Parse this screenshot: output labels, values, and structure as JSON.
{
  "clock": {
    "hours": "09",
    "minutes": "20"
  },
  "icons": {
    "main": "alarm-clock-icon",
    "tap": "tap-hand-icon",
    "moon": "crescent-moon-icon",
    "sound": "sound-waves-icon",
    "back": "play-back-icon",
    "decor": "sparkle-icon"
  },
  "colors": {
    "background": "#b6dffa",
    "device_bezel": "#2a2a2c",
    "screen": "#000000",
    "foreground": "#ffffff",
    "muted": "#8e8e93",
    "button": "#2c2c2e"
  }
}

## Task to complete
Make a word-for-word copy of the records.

## Expected answer
Parse this screenshot: output labels, values, and structure as JSON.
{
  "clock": {
    "hours": "09",
    "minutes": "20"
  },
  "icons": {
    "main": "alarm-clock-icon",
    "tap": "tap-hand-icon",
    "moon": "crescent-moon-icon",
    "sound": "sound-waves-icon",
    "back": "play-back-icon",
    "decor": "sparkle-icon"
  },
  "colors": {
    "background": "#b6dffa",
    "device_bezel": "#2a2a2c",
    "screen": "#000000",
    "foreground": "#ffffff",
    "muted": "#8e8e93",
    "button": "#2c2c2e"
  }
}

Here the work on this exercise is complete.